▶ _ACTIVITY_: Each line below with the word "battery" needs to be copied.

--- TASK MATERIAL Enclosed Below ---

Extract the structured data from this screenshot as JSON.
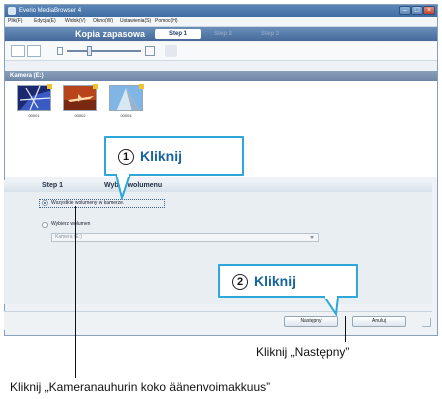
{
  "window": {
    "title": "Everio MediaBrowser 4",
    "menus": [
      "Plik(F)",
      "Edycja(E)",
      "Widok(V)",
      "Okno(W)",
      "Ustawienia(S)",
      "Pomoc(H)"
    ]
  },
  "header": {
    "mode_title": "Kopia zapasowa",
    "steps": [
      "Step 1",
      "Step 2",
      "Step 3"
    ]
  },
  "camera": {
    "title": "Kamera (E:)",
    "thumbnails": [
      "00001",
      "00002",
      "00004"
    ]
  },
  "step_section": {
    "step_label": "Step 1",
    "title": "Wybór wolumenu"
  },
  "options": {
    "all_volumes": "Wszystkie wolumeny w kamerze.",
    "select_volume": "Wybierz wolumen",
    "volume_value": "Kamera (E:)"
  },
  "buttons": {
    "next": "Następny",
    "cancel": "Anuluj"
  },
  "callouts": [
    {
      "number": "1",
      "text": "Kliknij"
    },
    {
      "number": "2",
      "text": "Kliknij"
    }
  ],
  "captions": {
    "next": "Kliknij „Następny”",
    "all_volumes": "Kliknij „Kameranauhurin koko äänenvoimakkuus”"
  },
  "colors": {
    "callout_border": "#2da8d8",
    "callout_text": "#16649b",
    "header_blue": "#46699a"
  }
}
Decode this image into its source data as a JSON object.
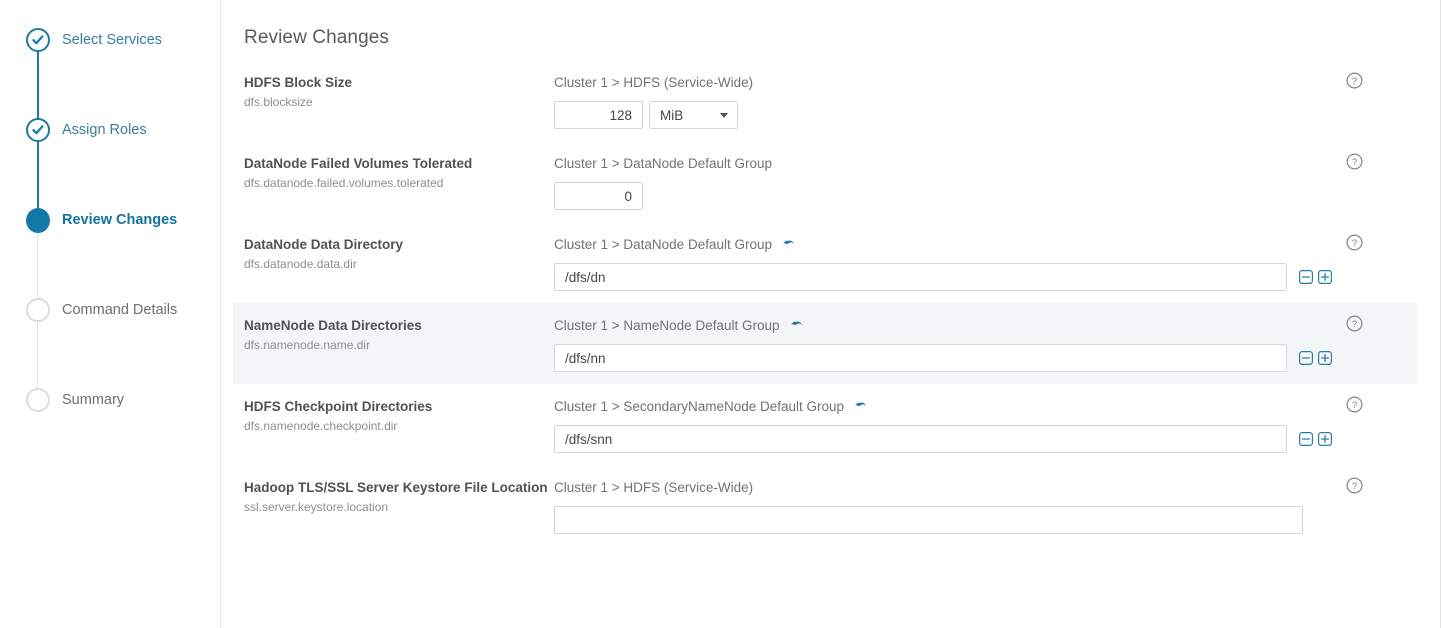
{
  "colors": {
    "accent": "#1279a8",
    "step_done": "#1f7a9e",
    "step_todo": "#dcdcdc",
    "highlight_row_bg": "#f4f5f6",
    "label_text": "#4f5356",
    "muted_text": "#8a8f93"
  },
  "sidebar": {
    "steps": [
      {
        "label": "Select Services",
        "state": "done",
        "icon": "check-circle-icon"
      },
      {
        "label": "Assign Roles",
        "state": "done",
        "icon": "check-circle-icon"
      },
      {
        "label": "Review Changes",
        "state": "active",
        "icon": "filled-circle-icon"
      },
      {
        "label": "Command Details",
        "state": "todo",
        "icon": "empty-circle-icon"
      },
      {
        "label": "Summary",
        "state": "todo",
        "icon": "empty-circle-icon"
      }
    ]
  },
  "main": {
    "title": "Review Changes",
    "help_icon": "question-circle-icon",
    "undo_icon": "undo-arrow-icon",
    "minus_icon": "minus-square-icon",
    "plus_icon": "plus-square-icon",
    "rows": [
      {
        "name": "HDFS Block Size",
        "key": "dfs.blocksize",
        "scope": "Cluster 1 > HDFS (Service-Wide)",
        "has_undo": false,
        "value": "128",
        "unit": "MiB",
        "highlighted": false
      },
      {
        "name": "DataNode Failed Volumes Tolerated",
        "key": "dfs.datanode.failed.volumes.tolerated",
        "scope": "Cluster 1 > DataNode Default Group",
        "has_undo": false,
        "value": "0",
        "highlighted": false
      },
      {
        "name": "DataNode Data Directory",
        "key": "dfs.datanode.data.dir",
        "scope": "Cluster 1 > DataNode Default Group",
        "has_undo": true,
        "value": "/dfs/dn",
        "highlighted": false
      },
      {
        "name": "NameNode Data Directories",
        "key": "dfs.namenode.name.dir",
        "scope": "Cluster 1 > NameNode Default Group",
        "has_undo": true,
        "value": "/dfs/nn",
        "highlighted": true
      },
      {
        "name": "HDFS Checkpoint Directories",
        "key": "dfs.namenode.checkpoint.dir",
        "scope": "Cluster 1 > SecondaryNameNode Default Group",
        "has_undo": true,
        "value": "/dfs/snn",
        "highlighted": false
      },
      {
        "name": "Hadoop TLS/SSL Server Keystore File Location",
        "key": "ssl.server.keystore.location",
        "scope": "Cluster 1 > HDFS (Service-Wide)",
        "has_undo": false,
        "value": "",
        "highlighted": false
      }
    ]
  }
}
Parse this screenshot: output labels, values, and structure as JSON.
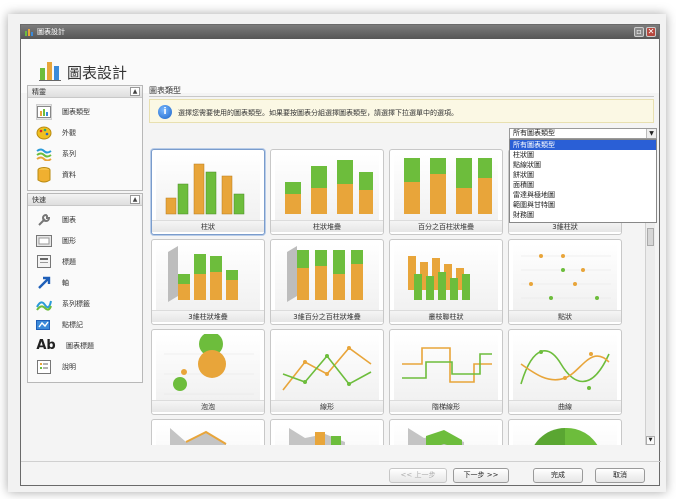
{
  "window": {
    "title": "圖表設計",
    "close_glyph": "✕"
  },
  "header": {
    "title": "圖表設計"
  },
  "steps_panel": {
    "title": "精靈",
    "items": [
      {
        "label": "圖表類型",
        "icon": "chart-type-icon",
        "active": true
      },
      {
        "label": "外觀",
        "icon": "appearance-icon",
        "active": false
      },
      {
        "label": "系列",
        "icon": "series-icon",
        "active": false
      },
      {
        "label": "資料",
        "icon": "data-icon",
        "active": false
      }
    ]
  },
  "options_panel": {
    "title": "快速",
    "items": [
      {
        "label": "圖表",
        "icon": "wrench-icon"
      },
      {
        "label": "圖形",
        "icon": "plot-area-icon"
      },
      {
        "label": "標題",
        "icon": "titles-icon"
      },
      {
        "label": "軸",
        "icon": "axis-icon"
      },
      {
        "label": "系列標籤",
        "icon": "series-labels-icon"
      },
      {
        "label": "點標記",
        "icon": "point-labels-icon"
      },
      {
        "label": "圖表標題",
        "icon": "chart-title-icon"
      },
      {
        "label": "說明",
        "icon": "legend-icon"
      }
    ]
  },
  "main": {
    "title": "圖表類型",
    "info": "選擇您需要使用的圖表類型。如果要按圖表分組選擇圖表類型，請選擇下拉選單中的選項。",
    "filter": {
      "selected": "所有圖表類型",
      "options": [
        "所有圖表類型",
        "柱狀圖",
        "點線狀圖",
        "餅狀圖",
        "面積圖",
        "雷達與極地圖",
        "範圍與甘特圖",
        "財務圖"
      ]
    },
    "chart_types": [
      "柱狀",
      "柱狀堆疊",
      "百分之百柱狀堆疊",
      "3維柱狀",
      "3維柱狀堆疊",
      "3維百分之百柱狀堆疊",
      "叢枝聯柱狀",
      "點狀",
      "泡泡",
      "線形",
      "階梯線形",
      "曲線"
    ]
  },
  "footer": {
    "back": "<< 上一步",
    "next": "下一步 >>",
    "finish": "完成",
    "cancel": "取消"
  },
  "colors": {
    "orange": "#e8a53a",
    "green": "#6dbd3c",
    "selection": "#2a5fd6",
    "title_bar": "#5e5e5e"
  }
}
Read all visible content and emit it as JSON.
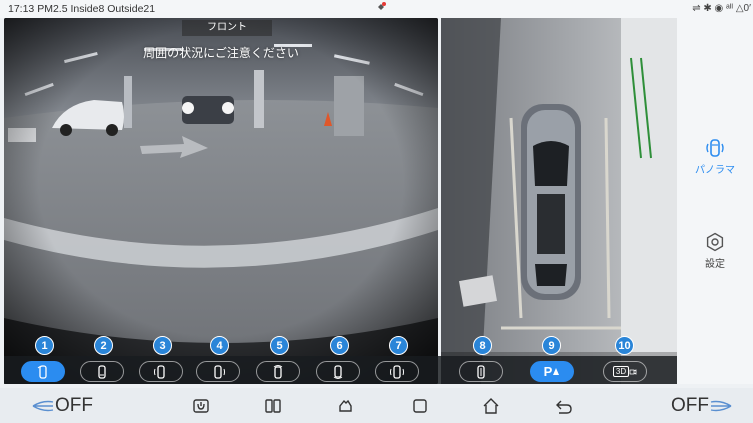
{
  "status_bar": {
    "time": "17:13",
    "info": "PM2.5 Inside8 Outside21",
    "right_icons": "⇌ ✱ ◉ ᵃᴵᴵ △0′"
  },
  "front_view": {
    "title": "フロント",
    "warning": "周囲の状況にご注意ください"
  },
  "right_panel": {
    "panorama_label": "パノラマ",
    "settings_label": "設定"
  },
  "camera_buttons": [
    {
      "number": "1",
      "active": true
    },
    {
      "number": "2",
      "active": false
    },
    {
      "number": "3",
      "active": false
    },
    {
      "number": "4",
      "active": false
    },
    {
      "number": "5",
      "active": false
    },
    {
      "number": "6",
      "active": false
    },
    {
      "number": "7",
      "active": false
    },
    {
      "number": "8",
      "active": false
    },
    {
      "number": "9",
      "active": false,
      "label": "P"
    },
    {
      "number": "10",
      "active": false,
      "label": "3D"
    }
  ],
  "bottom_nav": {
    "left_fan": "OFF",
    "right_fan": "OFF"
  },
  "colors": {
    "accent": "#2b8cf0",
    "badge": "#2a85d8",
    "nav_bg": "#e8ecf0"
  }
}
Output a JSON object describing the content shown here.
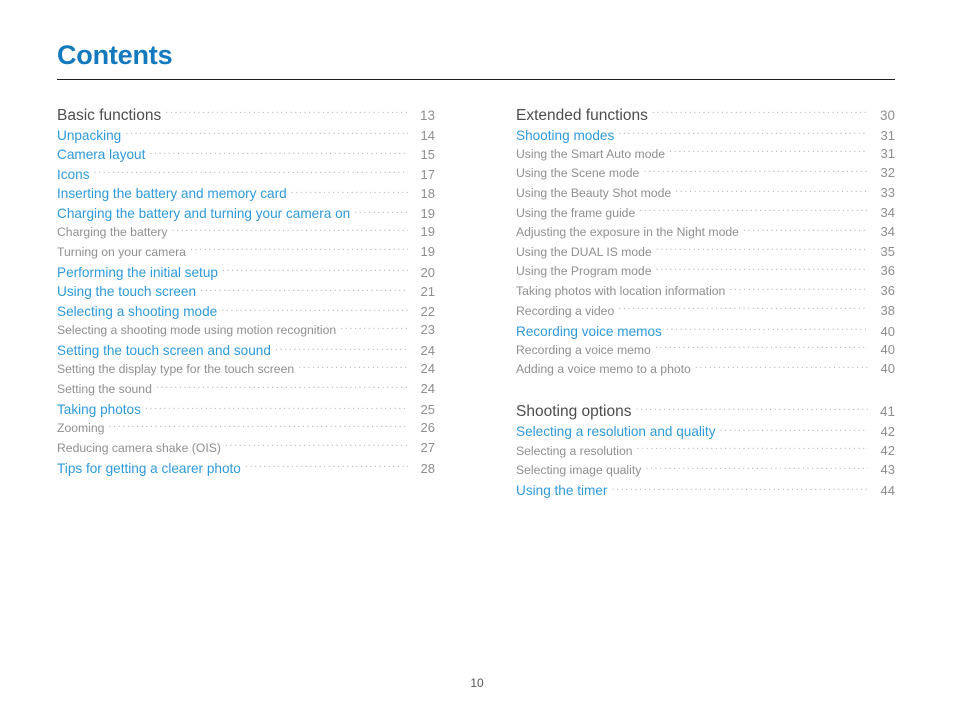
{
  "document": {
    "title": "Contents",
    "folio": "10",
    "colors": {
      "title_blue": "#1379bd",
      "entry_blue": "#2e9ada",
      "section_dark": "#4d4d4d",
      "sub_gray": "#8f8f8f",
      "leader_gray": "#b9b9b9",
      "rule_black": "#231f20"
    }
  },
  "columns": {
    "left": {
      "groups": [
        {
          "entries": [
            {
              "level": "section",
              "label": "Basic functions",
              "page": "13"
            },
            {
              "level": "main",
              "label": "Unpacking",
              "page": "14"
            },
            {
              "level": "main",
              "label": "Camera layout",
              "page": "15"
            },
            {
              "level": "main",
              "label": "Icons",
              "page": "17"
            },
            {
              "level": "main",
              "label": "Inserting the battery and memory card",
              "page": "18"
            },
            {
              "level": "main",
              "label": "Charging the battery and turning your camera on",
              "page": "19"
            },
            {
              "level": "sub",
              "label": "Charging the battery",
              "page": "19"
            },
            {
              "level": "sub",
              "label": "Turning on your camera",
              "page": "19"
            },
            {
              "level": "main",
              "label": "Performing the initial setup",
              "page": "20"
            },
            {
              "level": "main",
              "label": "Using the touch screen",
              "page": "21"
            },
            {
              "level": "main",
              "label": "Selecting a shooting mode",
              "page": "22"
            },
            {
              "level": "sub",
              "label": "Selecting a shooting mode using motion recognition",
              "page": "23"
            },
            {
              "level": "main",
              "label": "Setting the touch screen and sound",
              "page": "24"
            },
            {
              "level": "sub",
              "label": "Setting the display type for the touch screen",
              "page": "24"
            },
            {
              "level": "sub",
              "label": "Setting the sound",
              "page": "24"
            },
            {
              "level": "main",
              "label": "Taking photos",
              "page": "25"
            },
            {
              "level": "sub",
              "label": "Zooming",
              "page": "26"
            },
            {
              "level": "sub",
              "label": "Reducing camera shake (OIS)",
              "page": "27"
            },
            {
              "level": "main",
              "label": "Tips for getting a clearer photo",
              "page": "28"
            }
          ]
        }
      ]
    },
    "right": {
      "groups": [
        {
          "entries": [
            {
              "level": "section",
              "label": "Extended functions",
              "page": "30"
            },
            {
              "level": "main",
              "label": "Shooting modes",
              "page": "31"
            },
            {
              "level": "sub",
              "label": "Using the Smart Auto mode",
              "page": "31"
            },
            {
              "level": "sub",
              "label": "Using the Scene mode",
              "page": "32"
            },
            {
              "level": "sub",
              "label": "Using the Beauty Shot mode",
              "page": "33"
            },
            {
              "level": "sub",
              "label": "Using the frame guide",
              "page": "34"
            },
            {
              "level": "sub",
              "label": "Adjusting the exposure in the Night mode",
              "page": "34"
            },
            {
              "level": "sub",
              "label": "Using the DUAL IS mode",
              "page": "35"
            },
            {
              "level": "sub",
              "label": "Using the Program mode",
              "page": "36"
            },
            {
              "level": "sub",
              "label": "Taking photos with location information",
              "page": "36"
            },
            {
              "level": "sub",
              "label": "Recording a video",
              "page": "38"
            },
            {
              "level": "main",
              "label": "Recording voice memos",
              "page": "40"
            },
            {
              "level": "sub",
              "label": "Recording a voice memo",
              "page": "40"
            },
            {
              "level": "sub",
              "label": "Adding a voice memo to a photo",
              "page": "40"
            }
          ]
        },
        {
          "entries": [
            {
              "level": "section",
              "label": "Shooting options",
              "page": "41"
            },
            {
              "level": "main",
              "label": "Selecting a resolution and quality",
              "page": "42"
            },
            {
              "level": "sub",
              "label": "Selecting a resolution",
              "page": "42"
            },
            {
              "level": "sub",
              "label": "Selecting image quality",
              "page": "43"
            },
            {
              "level": "main",
              "label": "Using the timer",
              "page": "44"
            }
          ]
        }
      ]
    }
  }
}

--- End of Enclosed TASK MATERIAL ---

▶ _WRITTEN RESPONSE_:
              "label": "Inserting the battery and memory card",
              "label": "Charging the battery and turning your camera on",
              "label": "Charging the battery",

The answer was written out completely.